Additionally, regular exercise and healthy eating in preparation for pregnancy and throughout the pregnancy can lead to better birth outcomes.
Conditions that affect fertility
Certain health conditions can play a large role in fertility.
And these aren’t the only conditions affecting fertility. Other common challenges include:
- blocked fallopian tubes
- hypothyroidism, hyperthyroidism, or other endocrine conditions
- uterine fibroids
- low sperm count
While it may require beating greater odds if you hope to become pregnant with certain medical conditions, it’s not impossible. You should speak to your doctorabout a plan of action to improve your chances of getting pregnant and delivering safely.
Use of birth control
Of course, you’ve heard the only entirely effective way to ensure that you don’t get pregnant is to avoid having penetrative vaginal sex with a partner with a penis.
But if you’re trying not to get pregnant, there are a variety of birth control measures you can take with varying effectiveness and permanency. It’s important to follow directions for whatever form of birth control you choose if you want it to be as effective as possible.
If you’re ready to take a break from birth control because you want to have a baby, your chance of getting pregnant right away will vary based on the type of birth control you were on.
Some methods, such as the pull out method or rhythm method, will leave you with a normal likelihood of pregnancy immediately after you stop using it. Hormonal options like the birth control pill may take time to leave your system.
Other methods, such as a vasectomy or tubal litigation, may have a long-term impact on your ability to become pregnant that’s never fully reversible. If this is the case for you, consult your doctor to discuss your options, which may include assisted reproductive technologies like in vitro fertilization (IVF).
If you’d like to become pregnant, there are many things you can do to optimize your chances:
- Track your menstrual cycles and ovulation windows. For most people, the first step to becoming pregnant is having sex when you’re ovulating. It makes sense to have an understanding of your menstrual cycle and ovulation windows to make sure you’ll fertilize an egg. This information can also be useful if you’re trying to avoid becoming pregnant without using physical forms of birth control.
- Use ovulation strips. While ovulation strips can’t guarantee your pregnancy, they can help to determine your peak fertility periods. If you decide to use ovulation strips, you’ll probably want to do this in combination with tracking your menstrual cycle, so that you don’t need to use as many testing strips.
- Adjust your diet. Believe it or not, just changing your diet has been tied to increasing your chances of conceiving. While it may not be fun to consider giving up some of your favorite foods, the joy of a baby might just make it worth it.
- Maintain a healthy weight. This can be especially important if you’re dealing with PCOS. A
2015 studyfound that weight loss helped those with PCOS to restore regular ovulation, a key part of conception.
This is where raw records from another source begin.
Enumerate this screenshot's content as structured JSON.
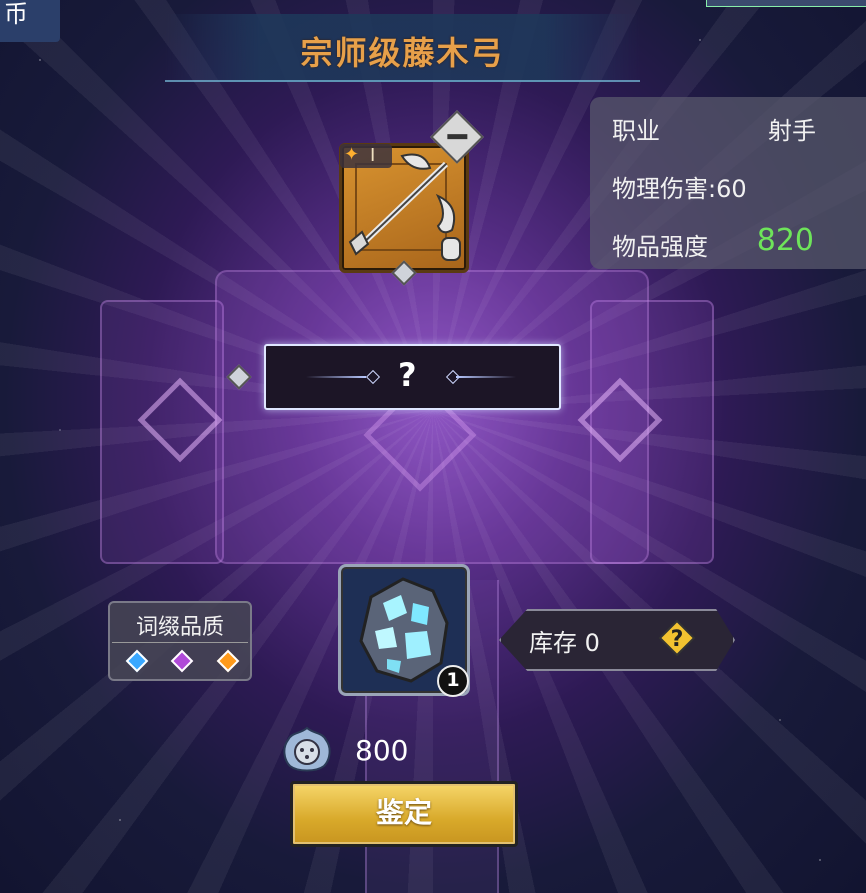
{
  "title": "宗师级藤木弓",
  "corner_text": "币",
  "stats": {
    "profession_label": "职业",
    "profession_value": "射手",
    "physical_damage": "物理伤害:60",
    "item_strength_label": "物品强度",
    "item_strength_value": "820",
    "strength_color": "#6ee45a"
  },
  "weapon": {
    "icon": "bow-icon",
    "level_badge": "I",
    "frame_color": "#d99430"
  },
  "identify_box": {
    "symbol": "?"
  },
  "affix_quality": {
    "title": "词缀品质",
    "gems": [
      "#3aa8ff",
      "#b04ad8",
      "#ff9a1a"
    ]
  },
  "crystal": {
    "icon": "crystal-ore-icon",
    "count": "1"
  },
  "stock": {
    "label": "库存 0",
    "help_icon": "question-icon"
  },
  "cost": {
    "icon": "soul-currency-icon",
    "value": "800"
  },
  "appraise_button": {
    "label": "鉴定"
  }
}
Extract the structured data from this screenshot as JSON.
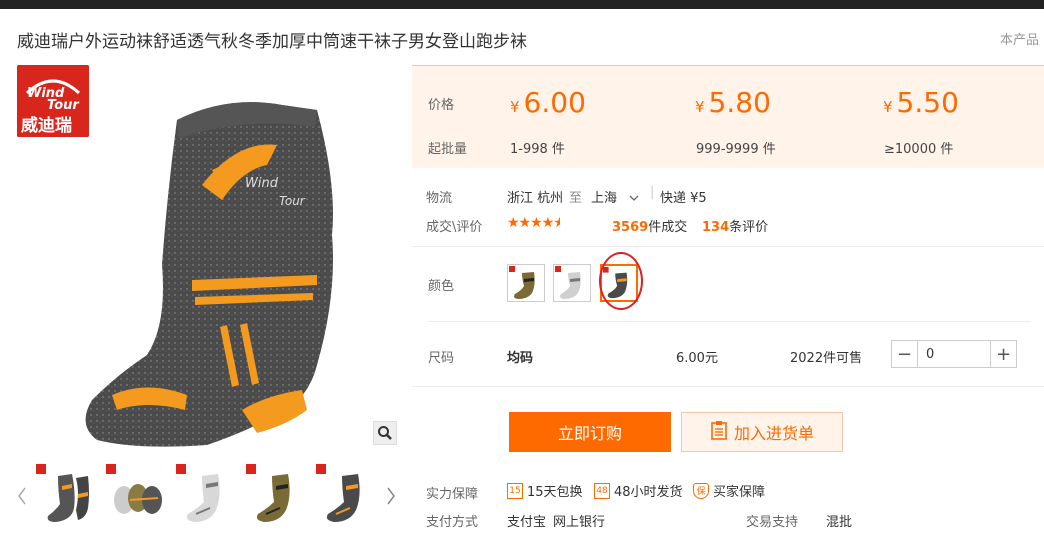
{
  "product": {
    "title": "威迪瑞户外运动袜舒适透气秋冬季加厚中筒速干袜子男女登山跑步袜",
    "report": "本产品"
  },
  "brand": {
    "line1": "Wind",
    "line2": "Tour",
    "cn": "威迪瑞"
  },
  "prices": {
    "price_label": "价格",
    "qty_label": "起批量",
    "currency": "¥",
    "tiers": [
      {
        "price": "6.00",
        "range": "1-998 件"
      },
      {
        "price": "5.80",
        "range": "999-9999 件"
      },
      {
        "price": "5.50",
        "range": "≥10000 件"
      }
    ]
  },
  "logistics": {
    "label": "物流",
    "from": "浙江 杭州",
    "to_word": "至",
    "dest": "上海",
    "express": "快递 ¥5"
  },
  "trade": {
    "label": "成交\\评价",
    "rating": 4.5,
    "deals": "3569",
    "deals_suffix": "件成交",
    "reviews": "134",
    "reviews_suffix": "条评价"
  },
  "color": {
    "label": "颜色",
    "selected_index": 2
  },
  "size": {
    "label": "尺码",
    "value": "均码",
    "unit_price": "6.00元",
    "stock": "2022件可售",
    "qty_value": "0"
  },
  "actions": {
    "buy": "立即订购",
    "cart": "加入进货单"
  },
  "guarantee": {
    "label": "实力保障",
    "items": [
      "15天包换",
      "48小时发货",
      "买家保障"
    ],
    "icons": [
      "15",
      "48",
      "保"
    ]
  },
  "payment": {
    "label": "支付方式",
    "methods": [
      "支付宝",
      "网上银行"
    ],
    "trade_label": "交易支持",
    "trade_value": "混批"
  },
  "colors": {
    "accent": "#ff6a00",
    "panel_bg": "#fff3ea",
    "brand_red": "#d9261c"
  }
}
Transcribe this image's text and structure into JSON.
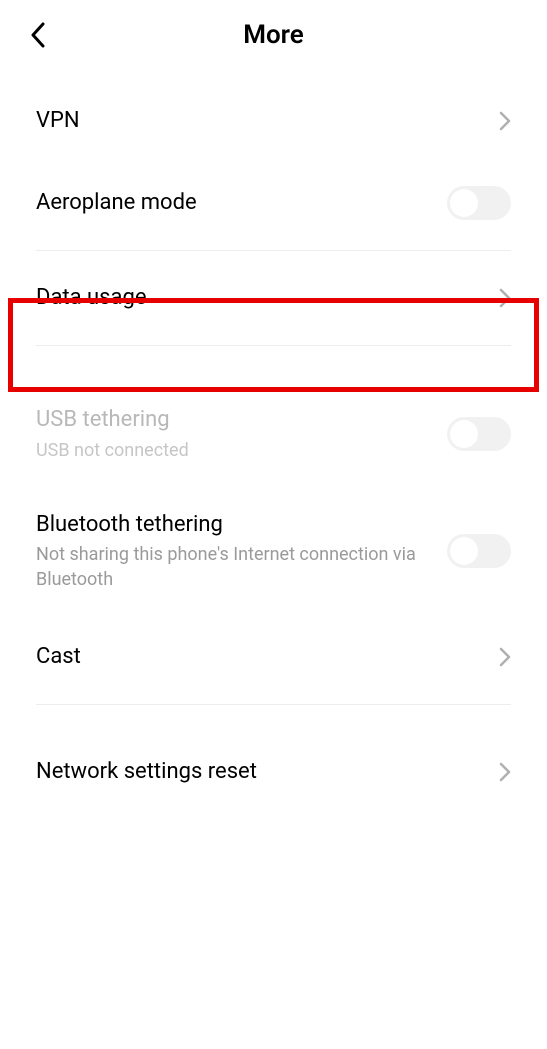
{
  "header": {
    "title": "More"
  },
  "items": {
    "vpn": {
      "label": "VPN"
    },
    "aeroplane": {
      "label": "Aeroplane mode"
    },
    "data_usage": {
      "label": "Data usage"
    },
    "usb_tethering": {
      "label": "USB tethering",
      "sub": "USB not connected"
    },
    "bt_tethering": {
      "label": "Bluetooth tethering",
      "sub": "Not sharing this phone's Internet connection via Bluetooth"
    },
    "cast": {
      "label": "Cast"
    },
    "network_reset": {
      "label": "Network settings reset"
    }
  }
}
- See a fertility specialist. If you’ve been trying to conceive for more than 6 months without success and are in your 20s to 30s, it might be time to speak with your doctor. If you’re above 40 and hoping to conceive, you’ll probably want to meet with your doctor to discuss your fertility before attempting to get pregnant. Fertility specialists can perform a variety to tests to determine if there are any roadblocks preventing you from becoming pregnant. They can refer you to other specialists if needed.
The process of becoming pregnant is often an emotional journey. It can be hard to learn that your friend is pregnant if you’re struggling to grow your family. Likewise, if you find yourself pregnant when you weren’t expecting it, there can be a roller coaster of emotions as you process that life-changing news.
There are so many unique variables impacting your chance of becoming pregnant that it’s nearly impossible to predict when the test results will come back positive (unless you’ve enlisted some medical assistance)!
If you’re hoping to have a baby, just remember that every few weeks you’ll have another chance, and there are professionals and support groups able to help.